Did you shoot your scenes for Revenge of the Sith in Australia?
Sith was in Australia, in Sydney. It was great to come over and look around Sydney and do work and have fun. It was only a short spell but it was nice to be able to do.
Have you had much interaction with Aussie fans?
Yes, a lot. Five thousand people turned up to the last convention, it was wonderful. I get a lovely reception and it's one of those great things where you've done the work and now you can just sit back and enjoy it and have fun with it.
What’s the strangest thing a fan has asked you to sign?
This goes back a long way! I think it was a leotard when we were doing the Donny & Marie [Osmond] show a long time ago, and a girl asked us to sign her leotard [laughs]. I was like "okay", and signed this very thin leotard with a very big pen. I don't know who was more embarrassed – her or me [laughs]. But these things come up, and you gotta sign it. It's fun.
What’s the coolest thing a fan has given you?
Probably a Chewie model that is about 25 inches tall and was hand-made by a Japanese guy. It has a metal frame with porcelain over the top of it and then he's hand-stitched all of the lambswool fur on himself. It took him three months to make. Usually Chewie toys are plastic, but this one is beautiful and they've even made a miniature version of me to go along with it. It needs cleaning every now and again [laughs]. We've got a lot of collectibles in the museum we've been putting together at home over the years.
You've got a lot of Chewie merchandise?
One hundred per cent! Anything related to Chewie we have got, either manufactured or fan-made, which I'm always very grateful to receive. It's lovely to have the appreciation from the fans.

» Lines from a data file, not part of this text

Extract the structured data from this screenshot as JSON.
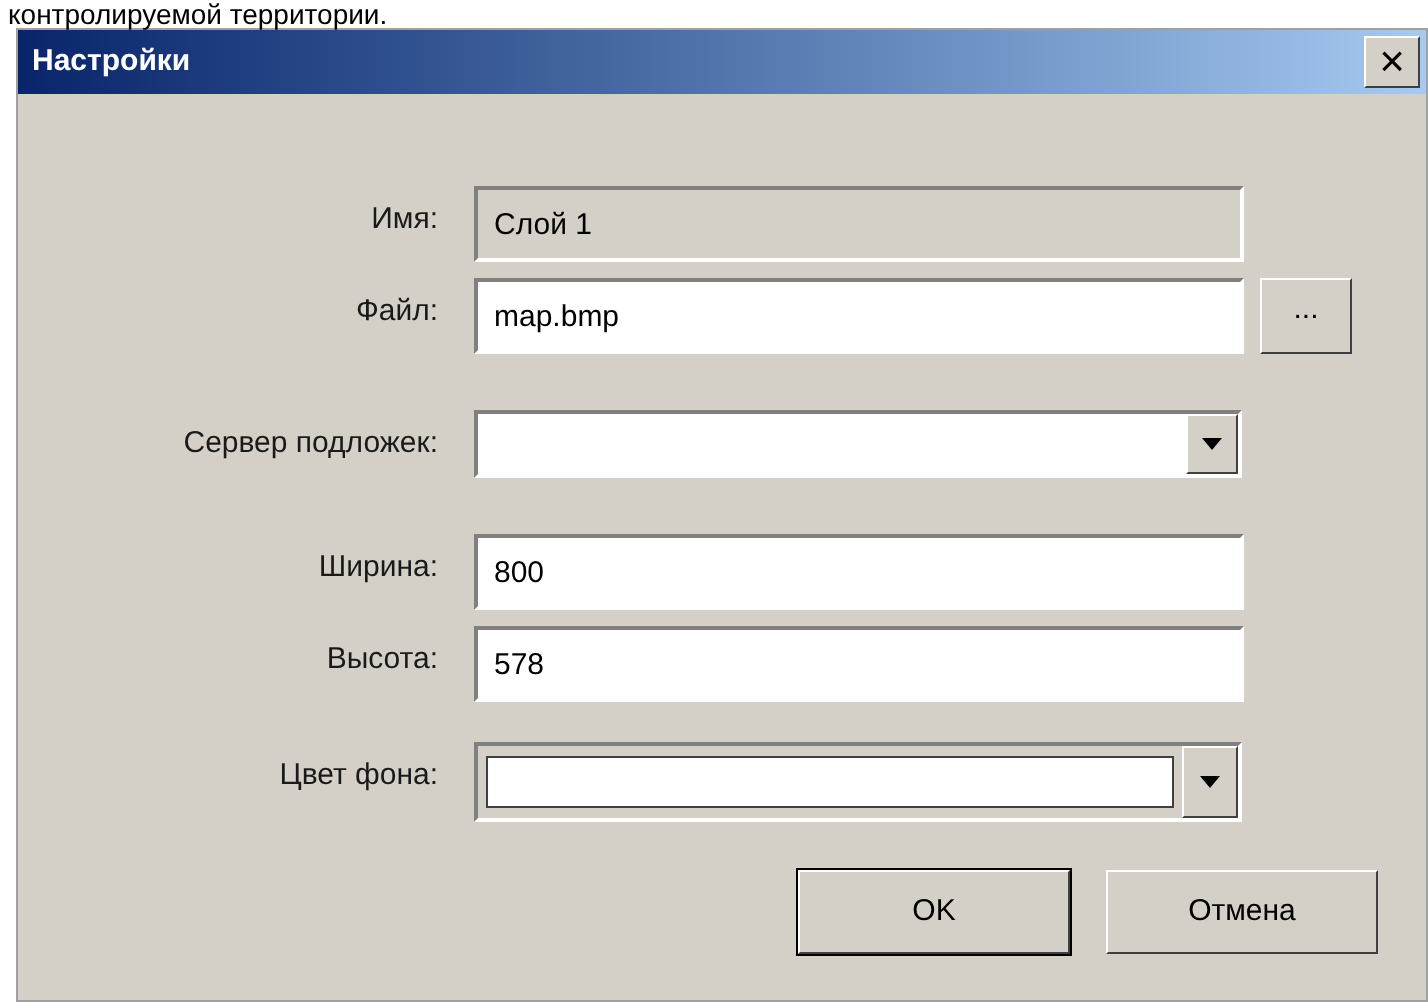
{
  "page_text": "контролируемой территории.",
  "window": {
    "title": "Настройки",
    "close": "×"
  },
  "fields": [
    {
      "kind": "text",
      "label": "Имя:",
      "value": "Слой 1",
      "disabled": true
    },
    {
      "kind": "file",
      "label": "Файл:",
      "value": "map.bmp",
      "disabled": false,
      "browse": "..."
    },
    {
      "kind": "dropdown",
      "label": "Сервер подложек:",
      "disabled": false
    },
    {
      "kind": "text",
      "label": "Ширина:",
      "value": "800",
      "disabled": false
    },
    {
      "kind": "text",
      "label": "Высота:",
      "value": "578",
      "disabled": false
    },
    {
      "kind": "color",
      "label": "Цвет фона:",
      "disabled": false
    }
  ],
  "buttons": [
    {
      "label": "OK",
      "default": true
    },
    {
      "label": "Отмена",
      "default": false
    }
  ]
}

You'll have to start charging people to come and look at it all!
Yep, and journalists will be first! [laughs]. We've thought about it, but would you like people coming through your house? Probably not.
Chewie's vocalisations, of course, were created from actual field recordings of bears, lions, badgers, and other animals. Can you do a good Chewie impression yourself?

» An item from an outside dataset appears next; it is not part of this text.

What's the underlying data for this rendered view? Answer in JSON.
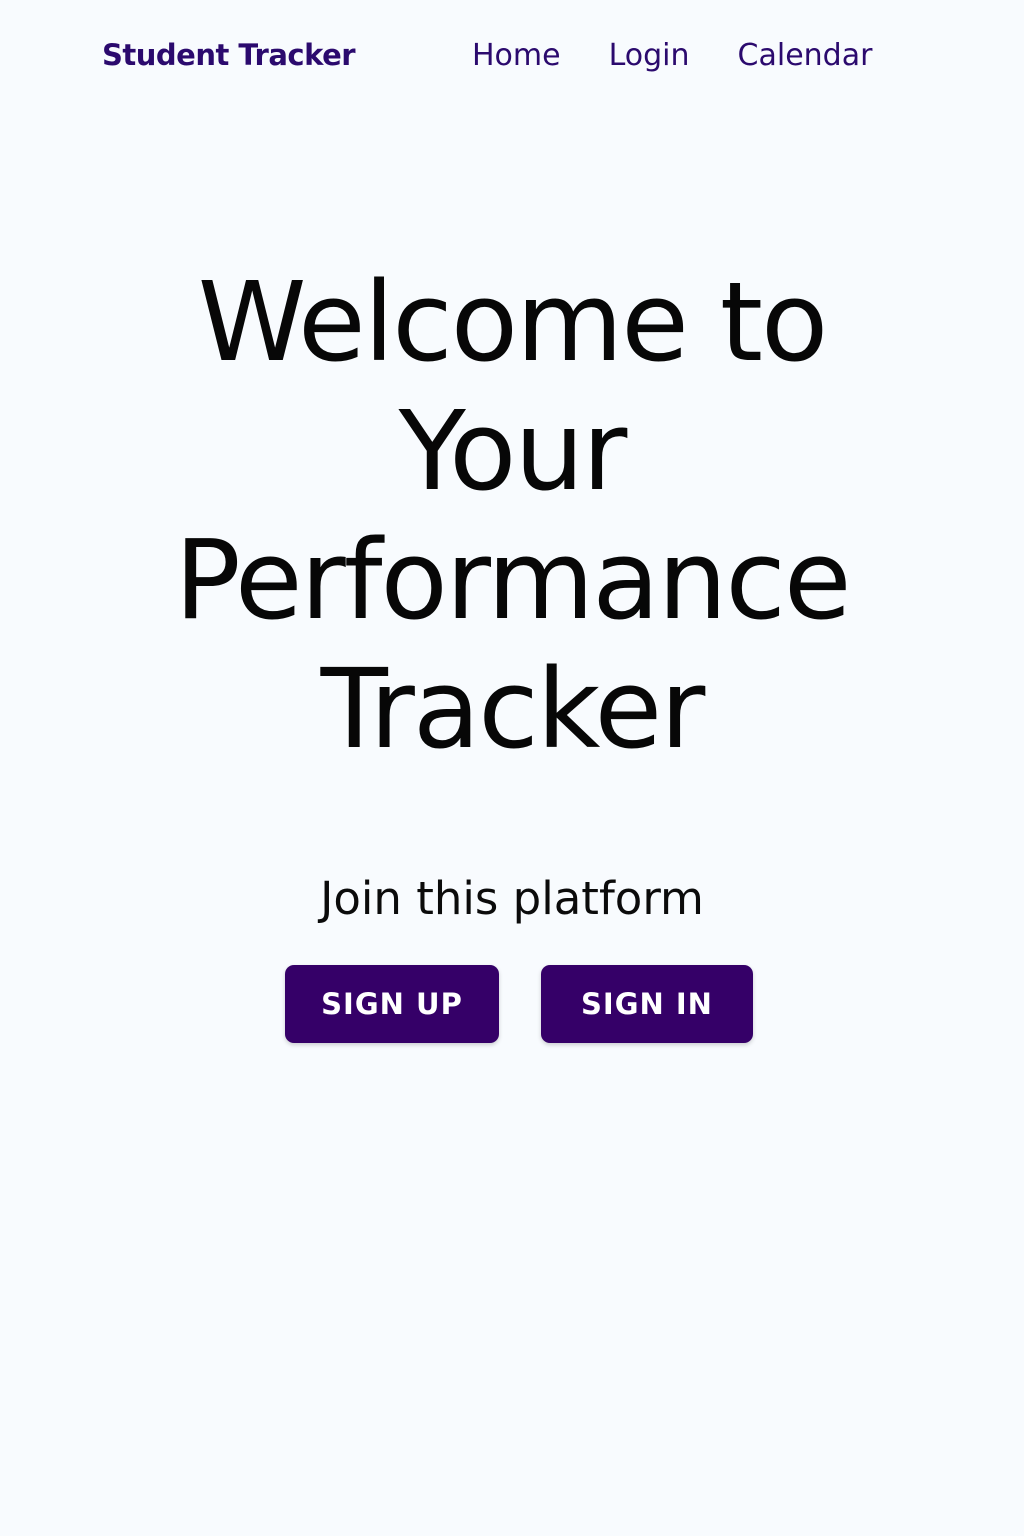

[Does a perfect Chewie sound] Yep. Most of the time I can do it.
Besides Chewie, who’s your favourite Star Wars character?
There can be only one, and that's Han Solo! But I don't think there's another character that's able to spread happiness quite like Chewie though, he's quite unique in that way.
Which scene from the Star Wars saga has been your favourite to shoot?
Probably the chess game in A New Hope. You're there and no-one's asked if you can play chess or not, and there are so many cameras around, but it worked! I asked a special effects guy how to play chess, and he said "don't worry about it mate!" Typical Australian. He said "we'll put it in afterwards once the action is done."
Why doesn’t Chewie get a medal at the end of Star Wars: Episode IV A New Hope?
Good question. You better ask George [Lucas]! I don't know. Carrie [Fisher] was short and maybe it looked a bit weird her not being able to reach my neck! I was a bit annoyed at the time, but I got one a bit later on, so it wasn't too bad. And all the last lines in the original trilogy are mine, so that's pretty cool!
How do you think fans will react to The Force Awakens?
If they enjoy Star Wars I think they'll enjoy it. That's my opinion, and I'm gonna stick to it!
Peter Mayhew was a guest of Supanova Pop Culture Expo. There are a number of expos happening in 2016 across Australia where celebrity guests will attend.
James Jennings writes for the Australian editions of Empire and Rolling Stone and still has a substantial amount of vintage Star Wars toys stashed at his parents’ house, much to their chagrin. He takes great joy in using his Han Solo in Carbonite bottle opener and can be found on Twitter at @JJTron2000.